Remark 8. From Remark 5, by similar passages, we can show that for fixed and for large enough, under the assumptions of Theorem 7, the map is continuous from to .
We also remark that the process is measurable, since is separable Banach space, we have that is measurable; So that is measurable with respect to both and , it follows that is deterministic.
For later use, we notice three useful identities; for , the equality, -a.s., is a consequence of the uniqueness of the solution of (13). Since the solution of the backward equation is uniquely determined on an interval by the values of the process on the same interval, for , we have, -a.s.,
Lemma 9 (see ). Let be a metric space with metric , and let be strongly measurable. Then, there exists a sequence , of simple -valued functions (i.e., is / measurable and takes only a finite number of values) such that for arbitrary , the sequence , is monotonically decreasing to zero.

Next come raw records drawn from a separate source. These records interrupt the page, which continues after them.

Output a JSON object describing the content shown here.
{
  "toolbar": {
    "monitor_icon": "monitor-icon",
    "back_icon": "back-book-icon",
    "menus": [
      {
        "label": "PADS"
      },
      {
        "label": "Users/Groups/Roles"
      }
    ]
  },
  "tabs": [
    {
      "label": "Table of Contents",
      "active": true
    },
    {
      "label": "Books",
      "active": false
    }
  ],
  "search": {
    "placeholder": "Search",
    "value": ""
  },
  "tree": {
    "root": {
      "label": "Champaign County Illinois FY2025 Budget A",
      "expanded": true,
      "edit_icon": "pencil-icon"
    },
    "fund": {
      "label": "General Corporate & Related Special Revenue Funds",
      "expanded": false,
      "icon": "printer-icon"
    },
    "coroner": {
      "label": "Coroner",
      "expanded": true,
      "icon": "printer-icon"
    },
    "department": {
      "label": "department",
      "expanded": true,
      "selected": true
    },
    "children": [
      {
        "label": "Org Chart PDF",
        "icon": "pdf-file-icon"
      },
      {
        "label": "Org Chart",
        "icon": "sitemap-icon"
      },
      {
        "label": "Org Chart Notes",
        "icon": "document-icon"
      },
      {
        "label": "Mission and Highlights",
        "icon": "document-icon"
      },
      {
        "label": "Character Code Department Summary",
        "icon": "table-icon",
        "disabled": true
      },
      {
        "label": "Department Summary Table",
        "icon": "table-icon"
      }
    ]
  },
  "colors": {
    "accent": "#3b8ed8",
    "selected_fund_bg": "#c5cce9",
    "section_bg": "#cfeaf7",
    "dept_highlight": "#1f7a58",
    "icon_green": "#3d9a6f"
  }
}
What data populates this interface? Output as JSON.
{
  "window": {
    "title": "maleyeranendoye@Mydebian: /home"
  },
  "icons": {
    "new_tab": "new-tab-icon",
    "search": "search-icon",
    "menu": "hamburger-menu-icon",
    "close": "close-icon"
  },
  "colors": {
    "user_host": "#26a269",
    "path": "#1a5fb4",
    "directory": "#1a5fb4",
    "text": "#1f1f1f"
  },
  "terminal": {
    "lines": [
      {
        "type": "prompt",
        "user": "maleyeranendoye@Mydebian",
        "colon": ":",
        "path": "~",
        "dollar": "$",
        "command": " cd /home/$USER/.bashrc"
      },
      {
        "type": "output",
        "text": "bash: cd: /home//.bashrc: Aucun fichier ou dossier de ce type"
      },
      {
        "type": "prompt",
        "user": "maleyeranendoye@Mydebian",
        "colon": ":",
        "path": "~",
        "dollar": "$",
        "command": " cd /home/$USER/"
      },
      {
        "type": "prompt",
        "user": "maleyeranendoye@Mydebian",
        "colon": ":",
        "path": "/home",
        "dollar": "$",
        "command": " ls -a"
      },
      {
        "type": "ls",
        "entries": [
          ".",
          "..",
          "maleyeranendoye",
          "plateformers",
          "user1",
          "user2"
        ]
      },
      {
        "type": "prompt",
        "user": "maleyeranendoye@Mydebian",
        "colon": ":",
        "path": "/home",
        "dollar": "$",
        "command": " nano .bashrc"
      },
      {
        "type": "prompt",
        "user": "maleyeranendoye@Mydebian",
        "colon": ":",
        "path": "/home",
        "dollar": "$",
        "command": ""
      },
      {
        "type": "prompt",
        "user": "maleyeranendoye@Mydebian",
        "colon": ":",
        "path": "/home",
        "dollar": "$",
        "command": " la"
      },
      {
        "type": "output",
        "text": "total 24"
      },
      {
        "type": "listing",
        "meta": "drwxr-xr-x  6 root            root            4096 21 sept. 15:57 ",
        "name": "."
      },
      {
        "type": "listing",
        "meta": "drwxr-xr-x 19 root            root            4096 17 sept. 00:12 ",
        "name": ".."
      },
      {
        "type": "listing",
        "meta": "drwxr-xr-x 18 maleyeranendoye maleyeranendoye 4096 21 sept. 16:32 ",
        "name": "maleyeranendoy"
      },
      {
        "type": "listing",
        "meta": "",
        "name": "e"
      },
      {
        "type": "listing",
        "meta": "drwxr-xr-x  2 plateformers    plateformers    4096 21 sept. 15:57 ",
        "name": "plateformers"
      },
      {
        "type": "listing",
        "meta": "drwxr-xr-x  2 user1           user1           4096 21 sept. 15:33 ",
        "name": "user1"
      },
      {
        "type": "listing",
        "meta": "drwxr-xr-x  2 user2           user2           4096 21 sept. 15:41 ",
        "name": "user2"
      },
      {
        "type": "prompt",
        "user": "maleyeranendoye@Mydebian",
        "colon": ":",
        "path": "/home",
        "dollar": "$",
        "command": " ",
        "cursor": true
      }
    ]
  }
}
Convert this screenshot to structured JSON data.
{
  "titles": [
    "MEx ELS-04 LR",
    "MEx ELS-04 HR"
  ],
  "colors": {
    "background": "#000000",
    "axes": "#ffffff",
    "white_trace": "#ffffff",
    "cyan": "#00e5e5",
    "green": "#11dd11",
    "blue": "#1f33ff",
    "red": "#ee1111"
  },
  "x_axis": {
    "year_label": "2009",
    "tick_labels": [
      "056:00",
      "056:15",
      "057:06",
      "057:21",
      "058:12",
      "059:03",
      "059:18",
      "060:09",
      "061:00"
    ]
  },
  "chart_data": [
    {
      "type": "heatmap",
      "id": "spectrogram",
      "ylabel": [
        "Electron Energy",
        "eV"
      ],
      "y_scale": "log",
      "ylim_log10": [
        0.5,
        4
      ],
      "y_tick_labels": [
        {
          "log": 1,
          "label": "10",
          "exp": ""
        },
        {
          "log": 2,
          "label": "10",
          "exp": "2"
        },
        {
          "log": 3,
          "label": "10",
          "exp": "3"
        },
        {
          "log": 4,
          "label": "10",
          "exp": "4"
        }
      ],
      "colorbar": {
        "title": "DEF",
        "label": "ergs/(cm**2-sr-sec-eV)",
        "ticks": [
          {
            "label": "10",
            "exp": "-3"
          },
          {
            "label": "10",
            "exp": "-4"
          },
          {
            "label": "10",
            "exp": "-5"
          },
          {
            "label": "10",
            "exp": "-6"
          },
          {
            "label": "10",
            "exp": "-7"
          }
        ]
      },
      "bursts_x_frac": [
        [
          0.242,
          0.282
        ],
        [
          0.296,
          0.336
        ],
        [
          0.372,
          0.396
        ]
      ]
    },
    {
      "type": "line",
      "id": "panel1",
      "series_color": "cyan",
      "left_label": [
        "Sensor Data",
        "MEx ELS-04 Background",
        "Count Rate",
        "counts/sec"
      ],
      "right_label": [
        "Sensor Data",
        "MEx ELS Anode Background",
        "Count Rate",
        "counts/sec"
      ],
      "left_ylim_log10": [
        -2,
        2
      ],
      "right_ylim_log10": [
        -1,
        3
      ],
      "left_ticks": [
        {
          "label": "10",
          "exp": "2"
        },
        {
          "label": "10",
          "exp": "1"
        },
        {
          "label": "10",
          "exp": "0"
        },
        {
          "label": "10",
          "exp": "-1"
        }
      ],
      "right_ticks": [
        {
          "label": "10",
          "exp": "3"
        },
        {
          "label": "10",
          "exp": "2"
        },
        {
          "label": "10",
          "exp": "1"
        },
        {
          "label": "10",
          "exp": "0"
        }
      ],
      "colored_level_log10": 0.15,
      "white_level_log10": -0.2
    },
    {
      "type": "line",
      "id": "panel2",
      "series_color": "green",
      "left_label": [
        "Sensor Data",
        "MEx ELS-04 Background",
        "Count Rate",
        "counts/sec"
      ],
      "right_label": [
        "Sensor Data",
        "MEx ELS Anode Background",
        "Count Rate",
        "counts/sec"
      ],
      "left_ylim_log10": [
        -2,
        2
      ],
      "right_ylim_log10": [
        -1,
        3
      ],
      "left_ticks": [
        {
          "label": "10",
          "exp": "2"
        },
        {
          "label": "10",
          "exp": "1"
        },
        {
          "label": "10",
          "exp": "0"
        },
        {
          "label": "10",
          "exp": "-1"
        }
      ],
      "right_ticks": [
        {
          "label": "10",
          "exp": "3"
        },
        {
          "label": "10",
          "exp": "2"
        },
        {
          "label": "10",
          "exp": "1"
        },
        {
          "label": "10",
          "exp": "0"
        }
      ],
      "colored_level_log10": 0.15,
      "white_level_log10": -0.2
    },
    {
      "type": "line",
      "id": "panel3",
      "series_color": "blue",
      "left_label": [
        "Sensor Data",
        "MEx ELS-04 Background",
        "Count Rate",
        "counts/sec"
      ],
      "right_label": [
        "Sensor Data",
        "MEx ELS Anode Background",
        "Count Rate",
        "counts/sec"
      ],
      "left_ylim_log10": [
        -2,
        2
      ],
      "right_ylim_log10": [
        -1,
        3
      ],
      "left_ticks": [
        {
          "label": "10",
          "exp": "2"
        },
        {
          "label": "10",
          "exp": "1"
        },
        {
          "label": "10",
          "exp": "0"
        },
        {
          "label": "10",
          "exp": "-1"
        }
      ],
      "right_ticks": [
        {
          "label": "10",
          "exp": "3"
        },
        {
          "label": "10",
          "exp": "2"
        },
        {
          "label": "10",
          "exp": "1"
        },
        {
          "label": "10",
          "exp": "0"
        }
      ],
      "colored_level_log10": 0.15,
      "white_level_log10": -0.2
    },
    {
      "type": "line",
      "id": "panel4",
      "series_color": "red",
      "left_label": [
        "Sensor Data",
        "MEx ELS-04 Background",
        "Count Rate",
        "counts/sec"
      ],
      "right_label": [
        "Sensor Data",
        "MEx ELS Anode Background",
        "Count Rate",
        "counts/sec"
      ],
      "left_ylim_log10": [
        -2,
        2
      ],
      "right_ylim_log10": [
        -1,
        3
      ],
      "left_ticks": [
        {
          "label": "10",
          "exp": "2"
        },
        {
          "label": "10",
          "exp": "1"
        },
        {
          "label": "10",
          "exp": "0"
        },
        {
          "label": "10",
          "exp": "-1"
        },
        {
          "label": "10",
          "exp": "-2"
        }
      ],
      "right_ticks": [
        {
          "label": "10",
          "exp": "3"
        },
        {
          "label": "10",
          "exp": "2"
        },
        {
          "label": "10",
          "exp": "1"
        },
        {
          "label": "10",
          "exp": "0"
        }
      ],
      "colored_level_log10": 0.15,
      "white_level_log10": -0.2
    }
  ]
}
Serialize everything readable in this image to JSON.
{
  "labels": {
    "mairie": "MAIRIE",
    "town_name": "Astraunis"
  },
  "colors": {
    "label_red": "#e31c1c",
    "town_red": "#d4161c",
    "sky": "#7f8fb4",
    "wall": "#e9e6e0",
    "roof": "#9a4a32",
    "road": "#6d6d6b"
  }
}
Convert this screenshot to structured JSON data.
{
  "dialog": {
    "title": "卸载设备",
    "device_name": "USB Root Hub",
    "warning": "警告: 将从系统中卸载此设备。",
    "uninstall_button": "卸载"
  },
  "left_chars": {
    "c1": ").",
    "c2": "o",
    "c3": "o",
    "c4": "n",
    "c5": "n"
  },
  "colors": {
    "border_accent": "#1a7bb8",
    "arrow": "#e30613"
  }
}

Let now . By Lemma 9 we get the existence of a sequence of simple function , such that Hence, in by Lebesgue's dominated convergence theorem.
We are now in a position of showing the main result in this section.
Theorem 10. Assume that Hypothesis 1 holds true and that Hypothesis 2 holds in the particular case . Then, there exist two Borel measurable deterministic functions and , such that for and , the solution of (36) satisfies
Proof. We apply the techniques introduced in [26, Proposition 3.2]. Let be a basis of , and let us define . Then, for every , and , we have that
From Theorem 7, we have that the map is continuous from to . By Remark 8, we also have that, for fixed , the map is continuous from to for large enough. Let us define
It is clear that is a Borel function.
We fix and . For , we denote , the random variable obtained by composing with the map .
By Lemma 9, there exists a sequence of -valued -measurable simple functions where are pairwise distinct and , such that For any , we have and we get that Fix and . Recalling that , by the Lebesgue theorem on differentiation, it follows that -a.s. By the boundedness of , applying the dominated convergence theorem, we get that Now, we have proved that for every , for every . Let denote the set of pairs such that exists and the series converges in . We define Since satisfies for every . From (53), it follows that for every , we have , -a.s., for almost all , and -a.s., for a.a. .
We define ; since is deterministic, so the map can be written as a composition with From Theorem 7, it follows that is continuous. By we have that is continuous. It is clear that is continuous. Then, the map is continuous from to ; therefore, is a Borel measurable function. From uniqueness of the solution of (36), it follows that , -a.s., for a.a. .
4. The Fundamental Relation
Let be a given complete probability space with a filtration satisfying the usual conditions. is a cylindrical Wiener process in with respect to . We will say that an -predictable process with values in a given measurable space is an admissible control. The function is measurable and bounded. We consider the following controlled state equation:
Here, we assume that there exists a mild solution of (58) which will be denoted by or simply by . We consider a cost function of the form: Here, is function on with real values. Our purpose is to minimize the function over all admissible controls.
We define in a classical way the Hamiltonian function relative to the previous problem; for all , and the corresponding, possibly empty, set of minimizers
We are now ready to formulate the assumptions we need.
Hypothesis 3. (i) , , and verify Hypothesis 1.
(ii) is a measurable space. The map is continuous and satisfies for suitable constants , and all ,. The map is measurable, and for a suitable constant and all ,, and.
(iv) We fix here , and satisfying (39) with and such that .
We are in a position to prove the main result of this section.
Theorem 11. Assume that Hypothesis 3 holds, and suppose that verifies